Calving Interval and Profitability: One of the major constraints in the improvement of reproductive efficiency of beef cows is the postpartum interval (PPI), defined as the period from calving until cows resume estrus activity. Calving interval, defined as the period between the birth of one calf until the birth of the next calf, is significantly affected by the postpartum interval. If a cow is to calve on a 365-day interval, with a 283-day gestation length, she has to conceive within 82 days of calving. It takes approximately 40 days for the uterus of a well managed cow to recover after calving, and this leaves a 42-day window in which to conceive. Cows that Continue reading
– John F. Grimes, OCA Replacement Female Sale Manager
84 quality replacement females sell this Friday, November 27
This is the final reminder to attend the eighth annual Ohio Cattlemen’s Association Replacement Female Sale. The sale will be held this Friday, November 27, at the Muskingum Livestock facility located at 944 Malinda Street in Zanesville and will begin at 6:00 p.m. This sale represents an excellent opportunity for anyone looking to add quality young replacement females to their herd.
There will be approximately 84 lots selling in the sale consisting of bred heifers, bred cows, and a cow-calf pair. Breeds represented include Angus, Hereford, Limousin, Maine, Red Angus and Simmental. All females selling are less than five years of age at sale time. A detailed listing of the cattle selling with complete breeding information and videos of the cattle have been Continue reading
– Dr. Andrew Griffith, Assistant Professor, Department of Agricultural and Resource Economics, University of Tennessee
Several weeks ago, there was a discussion on rules of thumb for valuing bred beef heifers.
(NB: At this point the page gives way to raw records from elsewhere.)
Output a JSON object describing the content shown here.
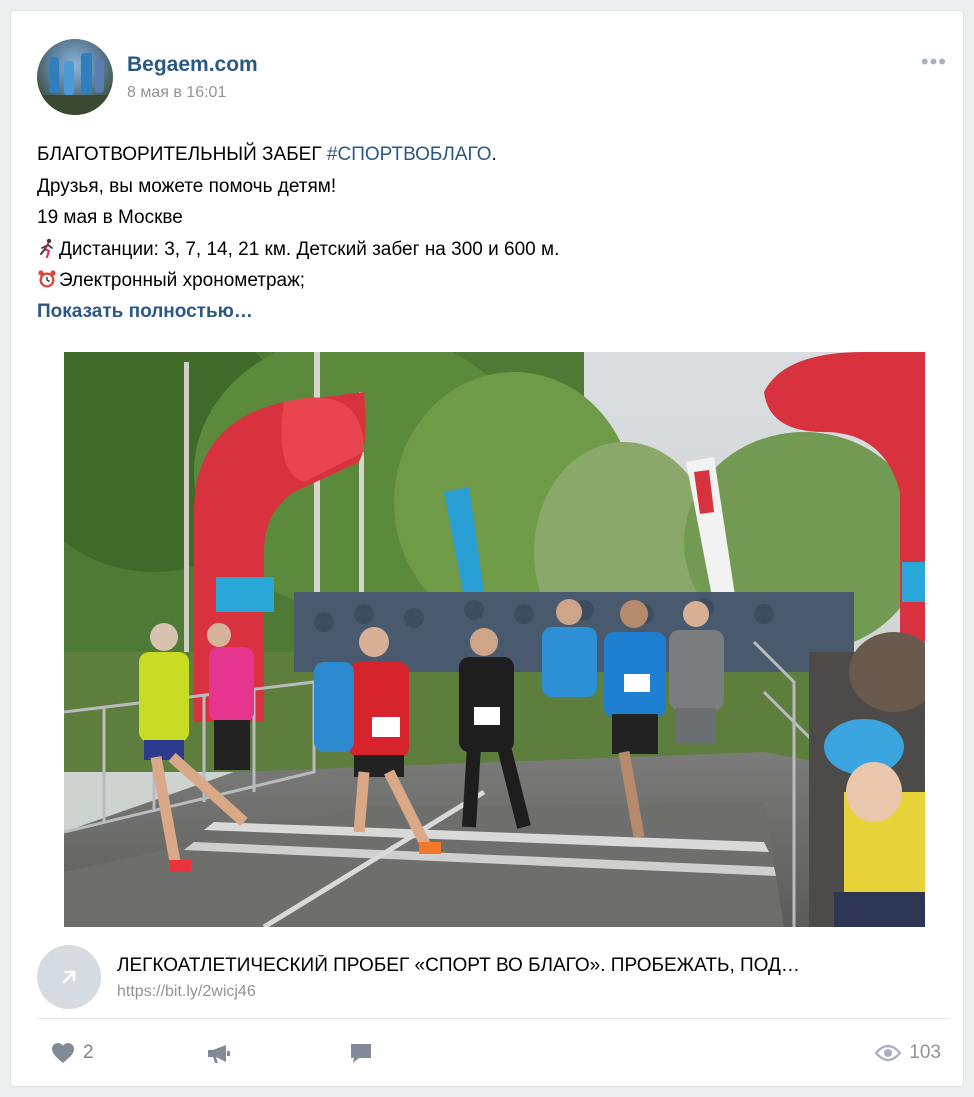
{
  "post": {
    "author": "Begaem.com",
    "date": "8 мая в 16:01",
    "text": {
      "line1_prefix": "БЛАГОТВОРИТЕЛЬНЫЙ ЗАБЕГ ",
      "hashtag": "#СПОРТВОБЛАГО",
      "line1_suffix": ".",
      "line2": "Друзья, вы можете помочь детям!",
      "line3": "19 мая в Москве",
      "line4": "Дистанции: 3, 7, 14, 21 км. Детский забег на 300 и 600 м.",
      "line5": "Электронный хронометраж;"
    },
    "show_more": "Показать полностью…",
    "link": {
      "title": "ЛЕГКОАТЛЕТИЧЕСКИЙ ПРОБЕГ «СПОРТ ВО БЛАГО». ПРОБЕЖАТЬ, ПОД…",
      "url": "https://bit.ly/2wicj46"
    },
    "actions": {
      "likes": "2",
      "views": "103"
    }
  },
  "colors": {
    "link_blue": "#2a5885",
    "meta_gray": "#939393",
    "icon_gray": "#828a99"
  },
  "icons": [
    "more-icon",
    "runner-emoji",
    "alarm-clock-emoji",
    "link-arrow-icon",
    "heart-icon",
    "megaphone-icon",
    "comment-icon",
    "eye-icon"
  ]
}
This led to a question this week about rules of thumb related to valuing bred cows and their appreciation and depreciation.
There are no rules of thumb, but there was some research performed at Oklahoma State University that can be helpful in determining bred cow value. The study found several factors including animal age, weight, overall quality, stage of gestation, hide color, and time of year influence price. Based on the study findings, bred heifers and three year old animals have the highest value, but bred cows hold their value fairly well until age six. Bred cow values increases the longer bred an animal is and the heavier she is.
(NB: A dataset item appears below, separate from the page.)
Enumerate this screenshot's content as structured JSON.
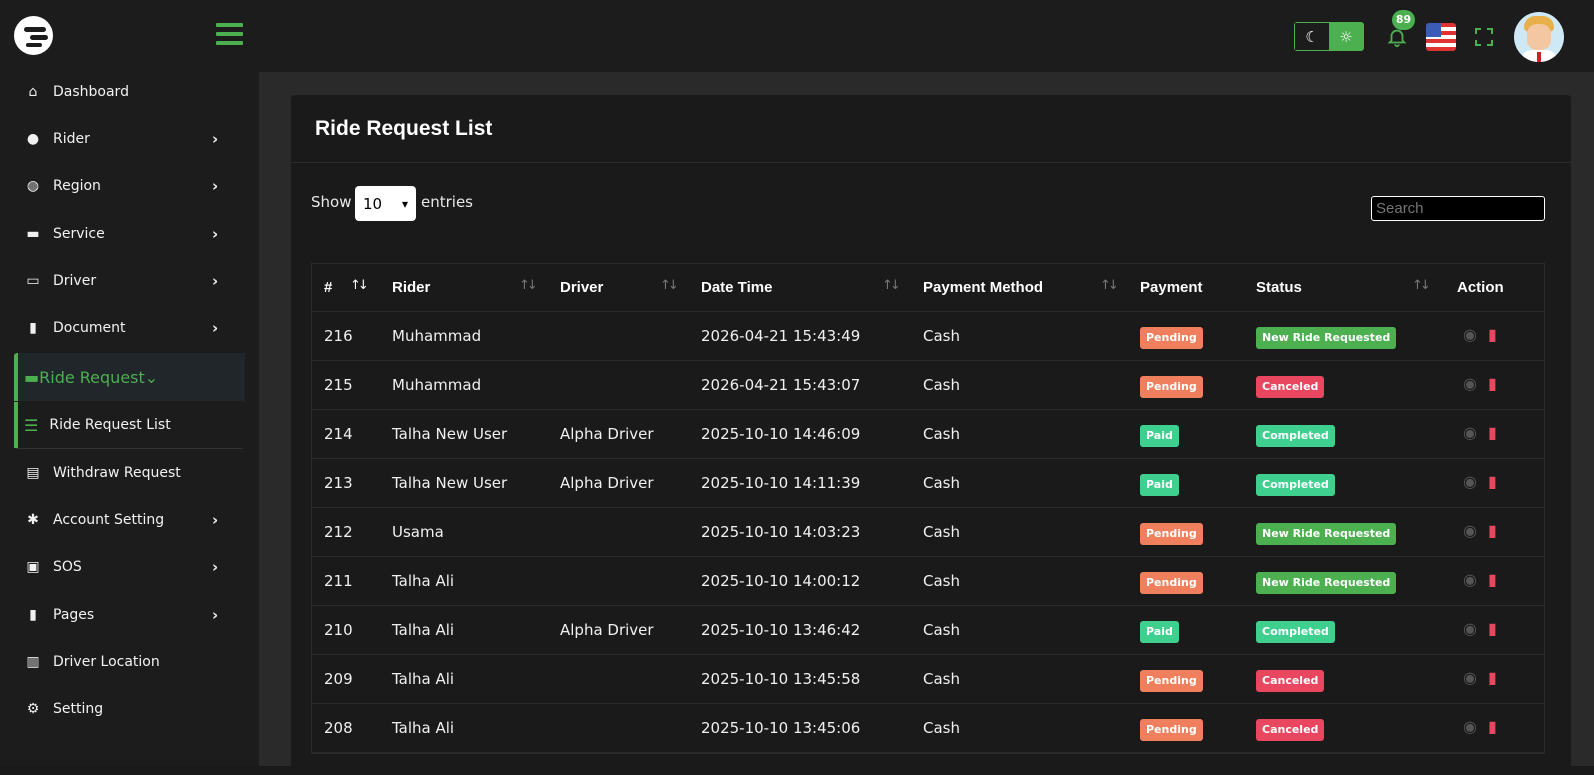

There are some rather useful details in the study that can be used to Continue reading
– Clif Little, OSU Extension Guernsey County
What are some logical steps in utilizing artificial insemination (AI) on the farm? We will assume cows and heifers are good candidates for a synchronization program. However, months prior to AI implementation review the desired cow and heifer physiological condition and factors that influence response to AI. As with any new venture, it is beneficial to first observe the AI process. There are many steps to the process, and the timing and flow of work are of utmost importance to the success of AI.
The best way to visualize the proper workflow is to see the process in action on a farm utilizing the protocol which one intends to implement. Ask the local Extension Educator for examples of farms utilizing AI, and if possible, visit and or assist in the process as a guest. This experience will provide a more complete image of how to adopt AI to one’s unique facility. Attend an AI school. Semen providers and some universities provide excellent AI courses. Practice AI on beef cattle reproductive tracts prior to attempting on live animals, AI schools should provide this opportunity. Seek the Continue reading